Gordonstoun was started in a small way and had financial difficulties in its early years. After the death in 1930 of Sir William Gordon-Cumming, 4th Baronet, his house at Gordonstoun was obtained by Kurt Hahn, whose offer for the lease was accepted on 14 March 1934. The buildings needed repair and renovation, and at the start of the first academic year, the school had only two enrolled pupils. Hahn expected Gordonstoun to operate for only a few years, as an example of his vision. The number of pupils steadily increased, and some additional pupils transferred from Salem, including Prince Philip of Greece, now the Duke of Edinburgh. By the start of the Second World War, 135 boys were attending.
In June 1940 the school was evacuated and the Gordonstoun estate was taken over by the army for use as barracks. The school was relocated temporarily to quarters in Montgomeryshire in Mid Wales when Lord Davies, a parent of two pupils, allowed the school to use one of his houses. The buildings were insufficient, and finances and pupil numbers began to drop. The school survived the war, pupil numbers increased again, and the school became well known throughout Wales and the Midlands. Once the war had ended, the school returned to the Gordonstoun estate.
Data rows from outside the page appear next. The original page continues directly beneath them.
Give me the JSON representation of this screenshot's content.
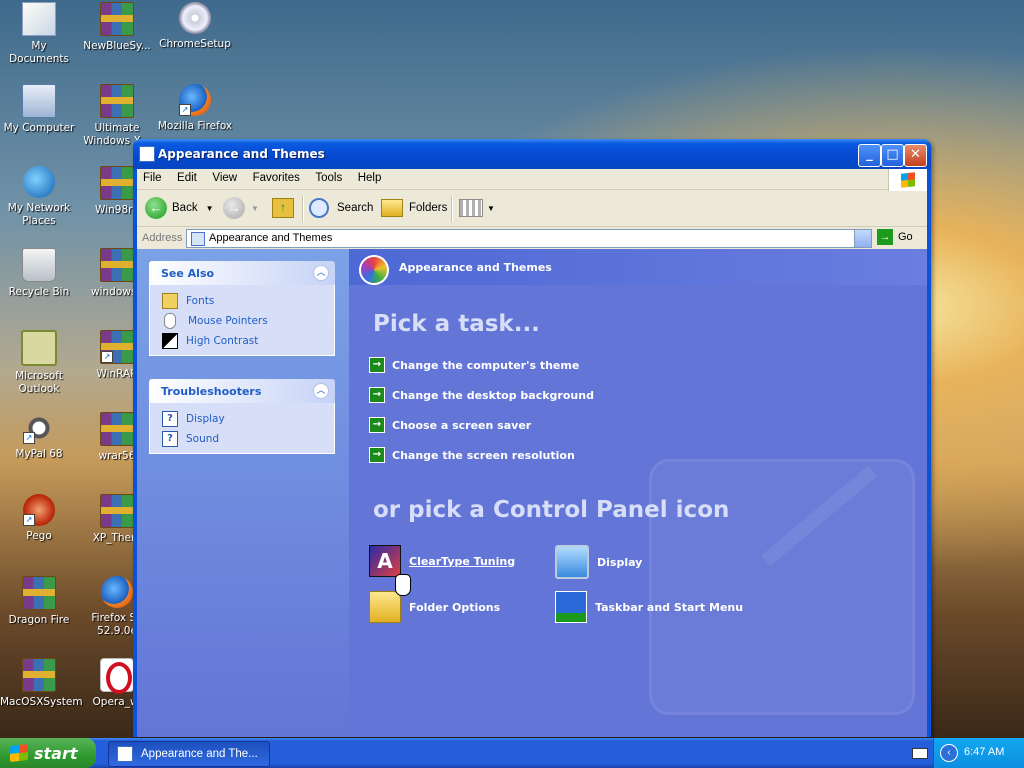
{
  "desktop": {
    "icons": [
      {
        "label": "My Documents"
      },
      {
        "label": "NewBlueSy..."
      },
      {
        "label": "ChromeSetup"
      },
      {
        "label": "My Computer"
      },
      {
        "label": "Ultimate Windows X..."
      },
      {
        "label": "Mozilla Firefox"
      },
      {
        "label": "My Network Places"
      },
      {
        "label": "Win98rd"
      },
      {
        "label": "Recycle Bin"
      },
      {
        "label": "windows2"
      },
      {
        "label": "Microsoft Outlook"
      },
      {
        "label": "WinRAR"
      },
      {
        "label": "MyPal 68"
      },
      {
        "label": "wrar56"
      },
      {
        "label": "Pego"
      },
      {
        "label": "XP_Them"
      },
      {
        "label": "Dragon Fire"
      },
      {
        "label": "Firefox Se 52.9.0e"
      },
      {
        "label": "MacOSXSystem"
      },
      {
        "label": "Opera_wi"
      }
    ]
  },
  "window": {
    "title": "Appearance and Themes",
    "menu": [
      "File",
      "Edit",
      "View",
      "Favorites",
      "Tools",
      "Help"
    ],
    "toolbar": {
      "back": "Back",
      "search": "Search",
      "folders": "Folders"
    },
    "address": {
      "label": "Address",
      "value": "Appearance and Themes",
      "go": "Go"
    }
  },
  "sidebar": {
    "see_also": {
      "title": "See Also",
      "items": [
        "Fonts",
        "Mouse Pointers",
        "High Contrast"
      ]
    },
    "troubleshooters": {
      "title": "Troubleshooters",
      "items": [
        "Display",
        "Sound"
      ]
    }
  },
  "main": {
    "header": "Appearance and Themes",
    "pick_task": "Pick a task...",
    "tasks": [
      "Change the computer's theme",
      "Change the desktop background",
      "Choose a screen saver",
      "Change the screen resolution"
    ],
    "pick_icon": "or pick a Control Panel icon",
    "icons": [
      "ClearType Tuning",
      "Display",
      "Folder Options",
      "Taskbar and Start Menu"
    ]
  },
  "taskbar": {
    "start": "start",
    "task_button": "Appearance and The...",
    "clock": "6:47 AM"
  }
}
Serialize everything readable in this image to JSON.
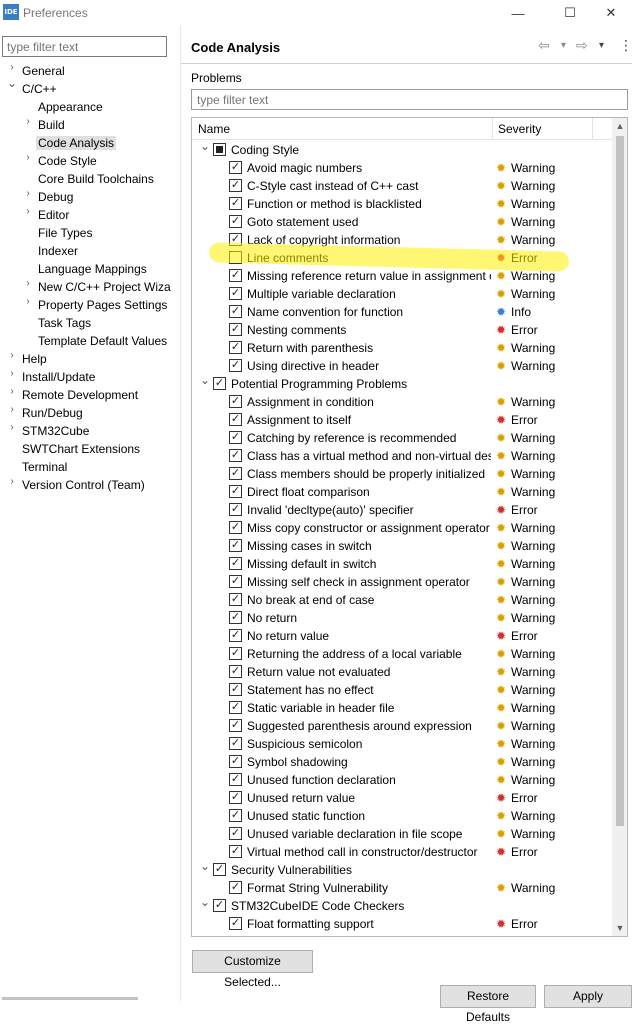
{
  "window": {
    "title": "Preferences",
    "icon_text": "IDE",
    "controls": {
      "minimize": "—",
      "maximize": "☐",
      "close": "✕"
    }
  },
  "left": {
    "filter_placeholder": "type filter text",
    "tree": [
      {
        "label": "General",
        "level": 0,
        "expander": "›"
      },
      {
        "label": "C/C++",
        "level": 0,
        "expander": "⌄"
      },
      {
        "label": "Appearance",
        "level": 1,
        "expander": ""
      },
      {
        "label": "Build",
        "level": 1,
        "expander": "›"
      },
      {
        "label": "Code Analysis",
        "level": 1,
        "expander": "",
        "selected": true
      },
      {
        "label": "Code Style",
        "level": 1,
        "expander": "›"
      },
      {
        "label": "Core Build Toolchains",
        "level": 1,
        "expander": ""
      },
      {
        "label": "Debug",
        "level": 1,
        "expander": "›"
      },
      {
        "label": "Editor",
        "level": 1,
        "expander": "›"
      },
      {
        "label": "File Types",
        "level": 1,
        "expander": ""
      },
      {
        "label": "Indexer",
        "level": 1,
        "expander": ""
      },
      {
        "label": "Language Mappings",
        "level": 1,
        "expander": ""
      },
      {
        "label": "New C/C++ Project Wiza",
        "level": 1,
        "expander": "›"
      },
      {
        "label": "Property Pages Settings",
        "level": 1,
        "expander": "›"
      },
      {
        "label": "Task Tags",
        "level": 1,
        "expander": ""
      },
      {
        "label": "Template Default Values",
        "level": 1,
        "expander": ""
      },
      {
        "label": "Help",
        "level": 0,
        "expander": "›"
      },
      {
        "label": "Install/Update",
        "level": 0,
        "expander": "›"
      },
      {
        "label": "Remote Development",
        "level": 0,
        "expander": "›"
      },
      {
        "label": "Run/Debug",
        "level": 0,
        "expander": "›"
      },
      {
        "label": "STM32Cube",
        "level": 0,
        "expander": "›"
      },
      {
        "label": "SWTChart Extensions",
        "level": 0,
        "expander": ""
      },
      {
        "label": "Terminal",
        "level": 0,
        "expander": ""
      },
      {
        "label": "Version Control (Team)",
        "level": 0,
        "expander": "›"
      }
    ]
  },
  "page": {
    "title": "Code Analysis",
    "problems_label": "Problems",
    "problems_filter_placeholder": "type filter text",
    "nav": {
      "back": "⇦",
      "back_menu": "▾",
      "forward": "⇨",
      "forward_menu": "▾",
      "more": "⋮"
    },
    "columns": {
      "name": "Name",
      "severity": "Severity"
    },
    "rows": [
      {
        "type": "group",
        "label": "Coding Style",
        "check": "partial"
      },
      {
        "type": "item",
        "label": "Avoid magic numbers",
        "check": "checked",
        "severity": "Warning"
      },
      {
        "type": "item",
        "label": "C-Style cast instead of C++ cast",
        "check": "checked",
        "severity": "Warning"
      },
      {
        "type": "item",
        "label": "Function or method is blacklisted",
        "check": "checked",
        "severity": "Warning"
      },
      {
        "type": "item",
        "label": "Goto statement used",
        "check": "checked",
        "severity": "Warning"
      },
      {
        "type": "item",
        "label": "Lack of copyright information",
        "check": "checked",
        "severity": "Warning"
      },
      {
        "type": "item",
        "label": "Line comments",
        "check": "unchecked",
        "severity": "Error"
      },
      {
        "type": "item",
        "label": "Missing reference return value in assignment o",
        "check": "checked",
        "severity": "Warning"
      },
      {
        "type": "item",
        "label": "Multiple variable declaration",
        "check": "checked",
        "severity": "Warning"
      },
      {
        "type": "item",
        "label": "Name convention for function",
        "check": "checked",
        "severity": "Info"
      },
      {
        "type": "item",
        "label": "Nesting comments",
        "check": "checked",
        "severity": "Error"
      },
      {
        "type": "item",
        "label": "Return with parenthesis",
        "check": "checked",
        "severity": "Warning"
      },
      {
        "type": "item",
        "label": "Using directive in header",
        "check": "checked",
        "severity": "Warning"
      },
      {
        "type": "group",
        "label": "Potential Programming Problems",
        "check": "checked"
      },
      {
        "type": "item",
        "label": "Assignment in condition",
        "check": "checked",
        "severity": "Warning"
      },
      {
        "type": "item",
        "label": "Assignment to itself",
        "check": "checked",
        "severity": "Error"
      },
      {
        "type": "item",
        "label": "Catching by reference is recommended",
        "check": "checked",
        "severity": "Warning"
      },
      {
        "type": "item",
        "label": "Class has a virtual method and non-virtual des",
        "check": "checked",
        "severity": "Warning"
      },
      {
        "type": "item",
        "label": "Class members should be properly initialized",
        "check": "checked",
        "severity": "Warning"
      },
      {
        "type": "item",
        "label": "Direct float comparison",
        "check": "checked",
        "severity": "Warning"
      },
      {
        "type": "item",
        "label": "Invalid 'decltype(auto)' specifier",
        "check": "checked",
        "severity": "Error"
      },
      {
        "type": "item",
        "label": "Miss copy constructor or assignment operator",
        "check": "checked",
        "severity": "Warning"
      },
      {
        "type": "item",
        "label": "Missing cases in switch",
        "check": "checked",
        "severity": "Warning"
      },
      {
        "type": "item",
        "label": "Missing default in switch",
        "check": "checked",
        "severity": "Warning"
      },
      {
        "type": "item",
        "label": "Missing self check in assignment operator",
        "check": "checked",
        "severity": "Warning"
      },
      {
        "type": "item",
        "label": "No break at end of case",
        "check": "checked",
        "severity": "Warning"
      },
      {
        "type": "item",
        "label": "No return",
        "check": "checked",
        "severity": "Warning"
      },
      {
        "type": "item",
        "label": "No return value",
        "check": "checked",
        "severity": "Error"
      },
      {
        "type": "item",
        "label": "Returning the address of a local variable",
        "check": "checked",
        "severity": "Warning"
      },
      {
        "type": "item",
        "label": "Return value not evaluated",
        "check": "checked",
        "severity": "Warning"
      },
      {
        "type": "item",
        "label": "Statement has no effect",
        "check": "checked",
        "severity": "Warning"
      },
      {
        "type": "item",
        "label": "Static variable in header file",
        "check": "checked",
        "severity": "Warning"
      },
      {
        "type": "item",
        "label": "Suggested parenthesis around expression",
        "check": "checked",
        "severity": "Warning"
      },
      {
        "type": "item",
        "label": "Suspicious semicolon",
        "check": "checked",
        "severity": "Warning"
      },
      {
        "type": "item",
        "label": "Symbol shadowing",
        "check": "checked",
        "severity": "Warning"
      },
      {
        "type": "item",
        "label": "Unused function declaration",
        "check": "checked",
        "severity": "Warning"
      },
      {
        "type": "item",
        "label": "Unused return value",
        "check": "checked",
        "severity": "Error"
      },
      {
        "type": "item",
        "label": "Unused static function",
        "check": "checked",
        "severity": "Warning"
      },
      {
        "type": "item",
        "label": "Unused variable declaration in file scope",
        "check": "checked",
        "severity": "Warning"
      },
      {
        "type": "item",
        "label": "Virtual method call in constructor/destructor",
        "check": "checked",
        "severity": "Error"
      },
      {
        "type": "group",
        "label": "Security Vulnerabilities",
        "check": "checked"
      },
      {
        "type": "item",
        "label": "Format String Vulnerability",
        "check": "checked",
        "severity": "Warning"
      },
      {
        "type": "group",
        "label": "STM32CubeIDE Code Checkers",
        "check": "checked"
      },
      {
        "type": "item",
        "label": "Float formatting support",
        "check": "checked",
        "severity": "Error"
      }
    ]
  },
  "buttons": {
    "customize": "Customize Selected...",
    "restore": "Restore Defaults",
    "apply": "Apply"
  },
  "colors": {
    "warning": "#d8a000",
    "error": "#d03030",
    "info": "#3a7fd0",
    "highlight": "#ffee00"
  }
}
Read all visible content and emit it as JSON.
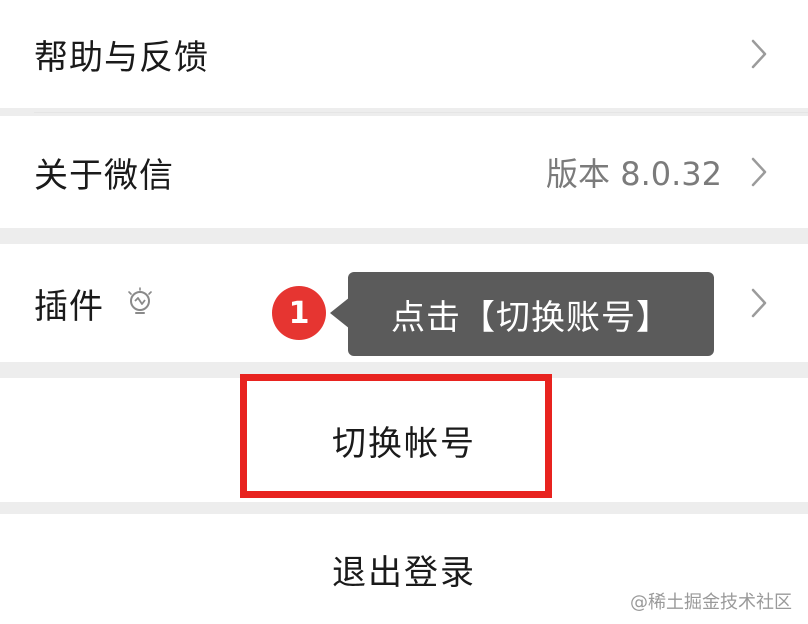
{
  "settings": {
    "help": {
      "label": "帮助与反馈"
    },
    "about": {
      "label": "关于微信",
      "version": "版本 8.0.32"
    },
    "plugins": {
      "label": "插件"
    },
    "switch_account": {
      "label": "切换帐号"
    },
    "logout": {
      "label": "退出登录"
    }
  },
  "annotation": {
    "step_number": "1",
    "tooltip": "点击【切换账号】",
    "highlight_color": "#e8231f",
    "badge_color": "#e63531"
  },
  "watermark": "@稀土掘金技术社区",
  "icons": {
    "chevron": "chevron-right-icon",
    "plugin": "lightbulb-icon"
  }
}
By the end of the 1940s, the school achieved its primary target of 250 pupils and continued growing in size. It built dormitories on the estate, removing the need of maintaining a house in Altyre, Forres, many miles away from the main campus. Gordonstoun also developed its academic offerings. It arranged to admit poorer children from the surrounding areas, and to deepen the "Outward Bound"-type activities that were central to Hahn's system. Skills in mountaineering and seamanship were always taught at the school. The introduction of the Moray Badge, from which the Duke of Edinburgh's Award was borrowed, expanded the types of physical challenges for students to conquer.
Gordonstoun House as seen from the South Lawn
From the 1950s onwards, the school administration concentrated on improving the facilities and expanding the curriculum. Major changes since then include: the founding of Round Square in 1966, an international community of schools sharing Hahn's educational ideals; the school becoming co-educational in 1972; and the moving of Aberlour House, Gordonstoun's preparatory school, from Speyside to a purpose-built Junior Schoola[›] on campus in 2004.